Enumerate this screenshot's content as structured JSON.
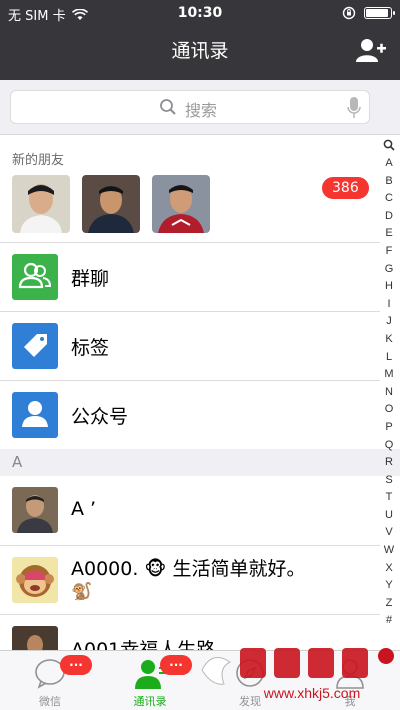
{
  "status": {
    "carrier": "无 SIM 卡",
    "time": "10:30"
  },
  "nav": {
    "title": "通讯录"
  },
  "search": {
    "placeholder": "搜索"
  },
  "new_friends": {
    "title": "新的朋友",
    "badge": "386"
  },
  "rows": [
    {
      "label": "群聊",
      "color": "#3cb34a"
    },
    {
      "label": "标签",
      "color": "#2f7fd6"
    },
    {
      "label": "公众号",
      "color": "#2f7fd6"
    }
  ],
  "section_header": "A",
  "contacts": [
    {
      "name": "A ’"
    },
    {
      "name": "A0000. 🐵 生活简单就好。",
      "extra": "🐒"
    },
    {
      "name": "A001幸福人生路"
    }
  ],
  "index_letters": [
    "A",
    "B",
    "C",
    "D",
    "E",
    "F",
    "G",
    "H",
    "I",
    "J",
    "K",
    "L",
    "M",
    "N",
    "O",
    "P",
    "Q",
    "R",
    "S",
    "T",
    "U",
    "V",
    "W",
    "X",
    "Y",
    "Z",
    "#"
  ],
  "tabs": [
    {
      "label": "微信",
      "badge": "...",
      "active": false
    },
    {
      "label": "通讯录",
      "badge": "...",
      "active": true
    },
    {
      "label": "发现",
      "badge": "",
      "active": false
    },
    {
      "label": "我",
      "badge": "",
      "active": false
    }
  ],
  "watermark": {
    "text": "www.xhkj5.com"
  },
  "colors": {
    "navbar": "#37373b",
    "accent": "#1aad19",
    "badge": "#f43530"
  }
}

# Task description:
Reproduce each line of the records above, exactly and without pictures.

# Answer to this exercise:
Enumerate this screenshot's content as structured JSON.
{
  "status": {
    "carrier": "无 SIM 卡",
    "time": "10:30"
  },
  "nav": {
    "title": "通讯录"
  },
  "search": {
    "placeholder": "搜索"
  },
  "new_friends": {
    "title": "新的朋友",
    "badge": "386"
  },
  "rows": [
    {
      "label": "群聊",
      "color": "#3cb34a"
    },
    {
      "label": "标签",
      "color": "#2f7fd6"
    },
    {
      "label": "公众号",
      "color": "#2f7fd6"
    }
  ],
  "section_header": "A",
  "contacts": [
    {
      "name": "A ’"
    },
    {
      "name": "A0000. 🐵 生活简单就好。",
      "extra": "🐒"
    },
    {
      "name": "A001幸福人生路"
    }
  ],
  "index_letters": [
    "A",
    "B",
    "C",
    "D",
    "E",
    "F",
    "G",
    "H",
    "I",
    "J",
    "K",
    "L",
    "M",
    "N",
    "O",
    "P",
    "Q",
    "R",
    "S",
    "T",
    "U",
    "V",
    "W",
    "X",
    "Y",
    "Z",
    "#"
  ],
  "tabs": [
    {
      "label": "微信",
      "badge": "...",
      "active": false
    },
    {
      "label": "通讯录",
      "badge": "...",
      "active": true
    },
    {
      "label": "发现",
      "badge": "",
      "active": false
    },
    {
      "label": "我",
      "badge": "",
      "active": false
    }
  ],
  "watermark": {
    "text": "www.xhkj5.com"
  },
  "colors": {
    "navbar": "#37373b",
    "accent": "#1aad19",
    "badge": "#f43530"
  }
}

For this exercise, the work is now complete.